■ Exercise instructions ■
Determine how many lines in the records hold "JSON", and give that number with nothing added.

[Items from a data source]
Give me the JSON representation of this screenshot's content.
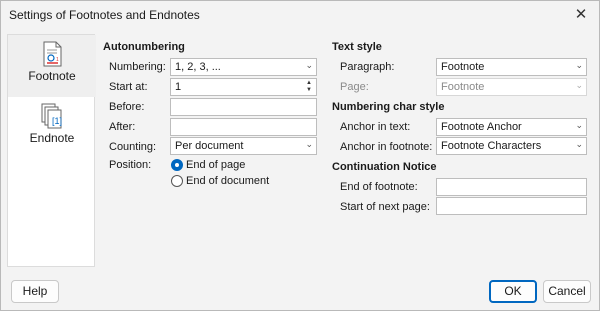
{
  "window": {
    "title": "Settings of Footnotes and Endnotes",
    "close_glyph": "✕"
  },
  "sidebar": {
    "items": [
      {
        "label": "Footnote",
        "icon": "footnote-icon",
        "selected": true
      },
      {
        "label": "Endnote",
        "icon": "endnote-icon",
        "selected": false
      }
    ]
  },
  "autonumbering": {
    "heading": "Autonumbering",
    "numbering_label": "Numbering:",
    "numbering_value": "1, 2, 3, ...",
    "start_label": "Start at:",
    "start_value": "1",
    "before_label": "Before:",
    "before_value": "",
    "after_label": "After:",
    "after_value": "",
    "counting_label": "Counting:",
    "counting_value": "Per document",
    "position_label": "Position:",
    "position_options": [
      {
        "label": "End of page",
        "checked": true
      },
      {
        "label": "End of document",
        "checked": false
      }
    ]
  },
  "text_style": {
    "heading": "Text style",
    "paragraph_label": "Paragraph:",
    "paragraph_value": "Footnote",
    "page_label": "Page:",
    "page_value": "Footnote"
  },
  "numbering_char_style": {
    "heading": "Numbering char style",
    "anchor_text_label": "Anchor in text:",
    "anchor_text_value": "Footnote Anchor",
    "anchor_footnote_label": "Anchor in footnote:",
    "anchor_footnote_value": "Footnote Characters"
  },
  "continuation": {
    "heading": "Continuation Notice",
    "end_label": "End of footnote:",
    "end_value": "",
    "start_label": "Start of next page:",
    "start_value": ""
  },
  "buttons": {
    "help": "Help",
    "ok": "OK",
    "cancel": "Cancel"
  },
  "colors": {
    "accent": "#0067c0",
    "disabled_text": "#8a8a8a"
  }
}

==

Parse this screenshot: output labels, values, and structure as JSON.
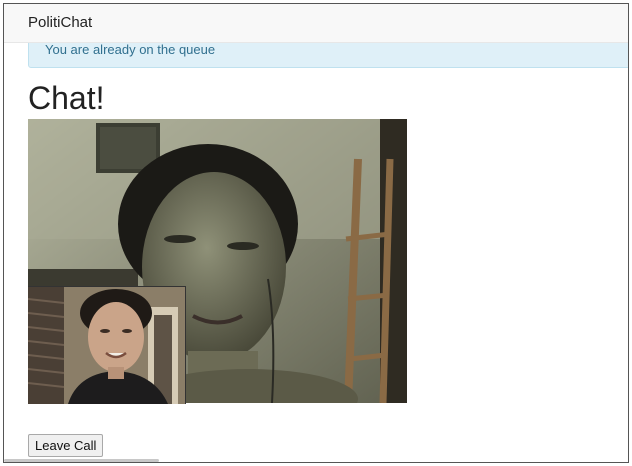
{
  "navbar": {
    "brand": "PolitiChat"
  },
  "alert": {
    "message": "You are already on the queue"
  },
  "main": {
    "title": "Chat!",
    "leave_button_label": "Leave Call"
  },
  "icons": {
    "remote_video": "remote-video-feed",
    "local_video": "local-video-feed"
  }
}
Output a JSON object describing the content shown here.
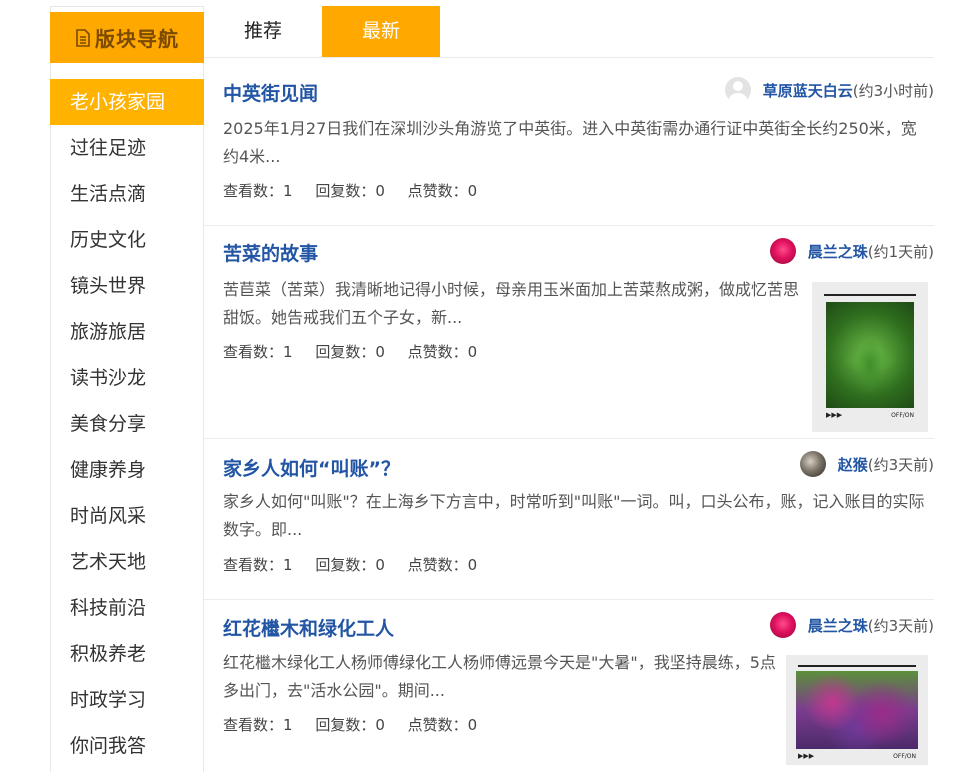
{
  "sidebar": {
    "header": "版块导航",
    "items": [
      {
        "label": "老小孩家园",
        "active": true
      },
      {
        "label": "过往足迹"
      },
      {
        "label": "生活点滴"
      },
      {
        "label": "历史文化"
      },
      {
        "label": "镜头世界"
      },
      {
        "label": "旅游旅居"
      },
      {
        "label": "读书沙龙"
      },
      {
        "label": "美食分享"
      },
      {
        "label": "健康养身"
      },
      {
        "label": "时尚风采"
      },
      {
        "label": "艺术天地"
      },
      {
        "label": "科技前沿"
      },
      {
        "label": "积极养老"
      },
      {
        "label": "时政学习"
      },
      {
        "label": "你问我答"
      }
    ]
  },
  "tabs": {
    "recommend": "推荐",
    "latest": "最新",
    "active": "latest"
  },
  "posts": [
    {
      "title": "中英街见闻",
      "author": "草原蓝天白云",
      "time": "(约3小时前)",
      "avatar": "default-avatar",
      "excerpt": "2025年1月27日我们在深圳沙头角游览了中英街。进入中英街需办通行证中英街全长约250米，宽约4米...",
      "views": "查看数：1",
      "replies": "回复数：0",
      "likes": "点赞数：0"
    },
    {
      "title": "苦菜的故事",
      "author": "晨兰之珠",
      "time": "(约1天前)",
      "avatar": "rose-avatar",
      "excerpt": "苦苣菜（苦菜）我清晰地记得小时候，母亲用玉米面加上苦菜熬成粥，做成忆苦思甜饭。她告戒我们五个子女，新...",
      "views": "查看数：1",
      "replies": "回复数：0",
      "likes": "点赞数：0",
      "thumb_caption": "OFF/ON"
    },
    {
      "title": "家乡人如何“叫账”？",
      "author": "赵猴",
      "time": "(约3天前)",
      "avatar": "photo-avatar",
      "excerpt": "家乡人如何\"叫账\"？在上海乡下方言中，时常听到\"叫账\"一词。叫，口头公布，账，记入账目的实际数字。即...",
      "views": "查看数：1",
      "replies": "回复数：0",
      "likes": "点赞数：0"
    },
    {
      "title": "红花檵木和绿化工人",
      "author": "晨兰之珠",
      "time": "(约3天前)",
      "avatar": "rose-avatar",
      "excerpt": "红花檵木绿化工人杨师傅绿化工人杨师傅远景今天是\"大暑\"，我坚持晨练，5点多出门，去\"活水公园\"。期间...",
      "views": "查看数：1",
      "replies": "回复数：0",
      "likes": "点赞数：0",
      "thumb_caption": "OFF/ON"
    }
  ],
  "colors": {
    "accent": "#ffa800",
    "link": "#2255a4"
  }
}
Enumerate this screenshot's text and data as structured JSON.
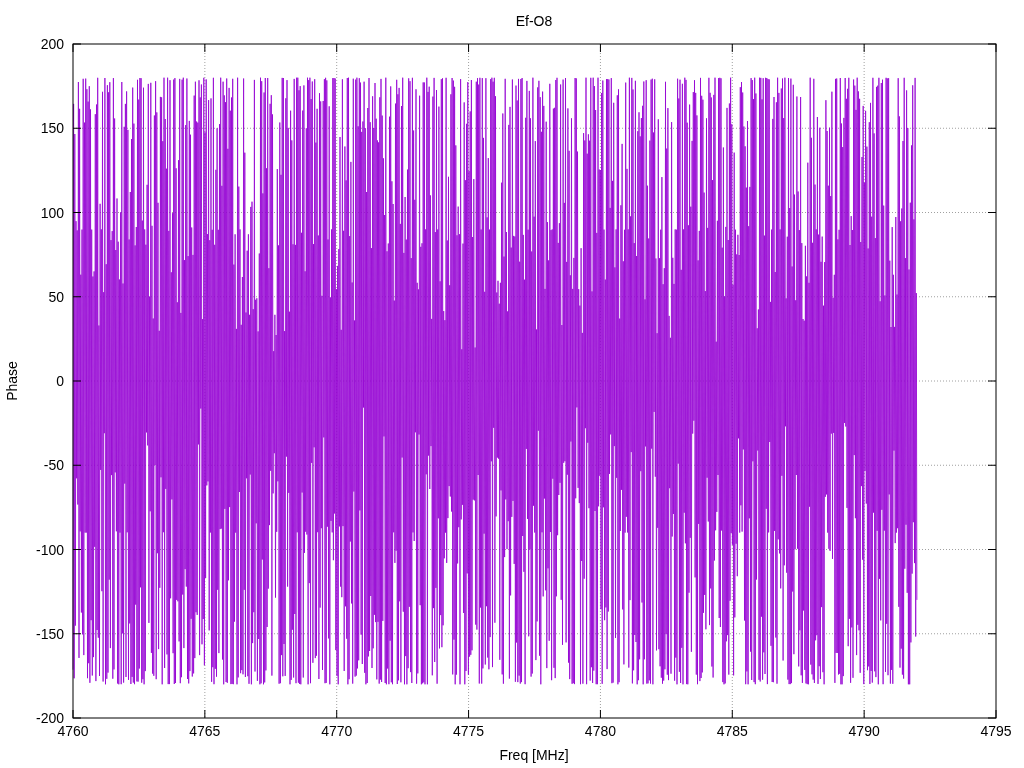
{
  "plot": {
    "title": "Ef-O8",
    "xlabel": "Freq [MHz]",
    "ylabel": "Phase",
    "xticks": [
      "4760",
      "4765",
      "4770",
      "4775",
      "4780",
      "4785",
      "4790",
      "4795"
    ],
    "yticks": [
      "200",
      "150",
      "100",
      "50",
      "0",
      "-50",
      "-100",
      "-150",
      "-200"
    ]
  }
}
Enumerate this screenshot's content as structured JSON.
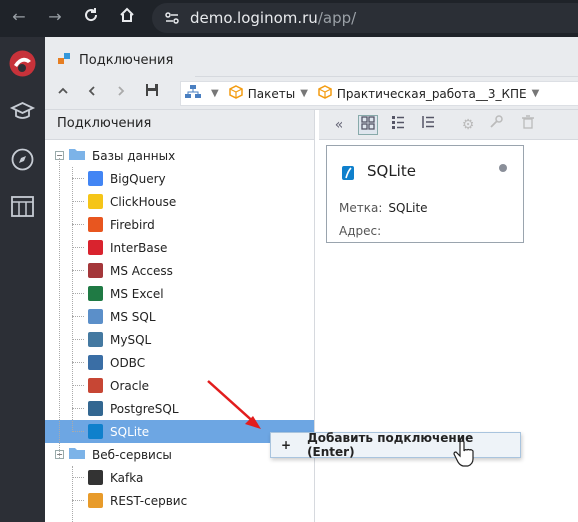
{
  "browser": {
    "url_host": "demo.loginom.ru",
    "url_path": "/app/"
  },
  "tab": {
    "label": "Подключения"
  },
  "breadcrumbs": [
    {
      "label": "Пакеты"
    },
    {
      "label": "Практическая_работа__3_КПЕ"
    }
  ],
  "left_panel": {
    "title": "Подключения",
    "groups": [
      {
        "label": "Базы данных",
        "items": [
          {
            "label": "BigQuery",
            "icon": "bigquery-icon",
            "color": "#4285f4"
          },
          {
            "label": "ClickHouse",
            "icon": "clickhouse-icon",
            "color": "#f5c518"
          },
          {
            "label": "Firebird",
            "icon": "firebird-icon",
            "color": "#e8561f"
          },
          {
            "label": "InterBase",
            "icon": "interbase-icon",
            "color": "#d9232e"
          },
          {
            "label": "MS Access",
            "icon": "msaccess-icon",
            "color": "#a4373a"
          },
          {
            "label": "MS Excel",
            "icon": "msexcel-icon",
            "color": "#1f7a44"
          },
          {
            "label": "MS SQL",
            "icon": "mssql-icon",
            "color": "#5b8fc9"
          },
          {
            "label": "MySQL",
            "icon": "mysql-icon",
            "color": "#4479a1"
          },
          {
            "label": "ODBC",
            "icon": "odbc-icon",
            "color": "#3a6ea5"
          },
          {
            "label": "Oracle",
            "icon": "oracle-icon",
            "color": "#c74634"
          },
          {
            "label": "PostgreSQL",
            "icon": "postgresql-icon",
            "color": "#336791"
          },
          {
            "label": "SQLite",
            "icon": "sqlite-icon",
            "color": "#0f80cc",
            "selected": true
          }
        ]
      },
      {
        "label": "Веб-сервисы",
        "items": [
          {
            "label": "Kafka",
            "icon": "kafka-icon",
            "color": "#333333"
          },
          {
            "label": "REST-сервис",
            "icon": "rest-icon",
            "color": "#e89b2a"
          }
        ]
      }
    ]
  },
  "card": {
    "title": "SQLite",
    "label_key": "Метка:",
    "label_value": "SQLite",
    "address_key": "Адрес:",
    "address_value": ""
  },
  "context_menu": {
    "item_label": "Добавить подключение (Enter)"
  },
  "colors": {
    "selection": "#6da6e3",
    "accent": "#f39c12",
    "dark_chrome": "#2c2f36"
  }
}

■ Exercise response ■
5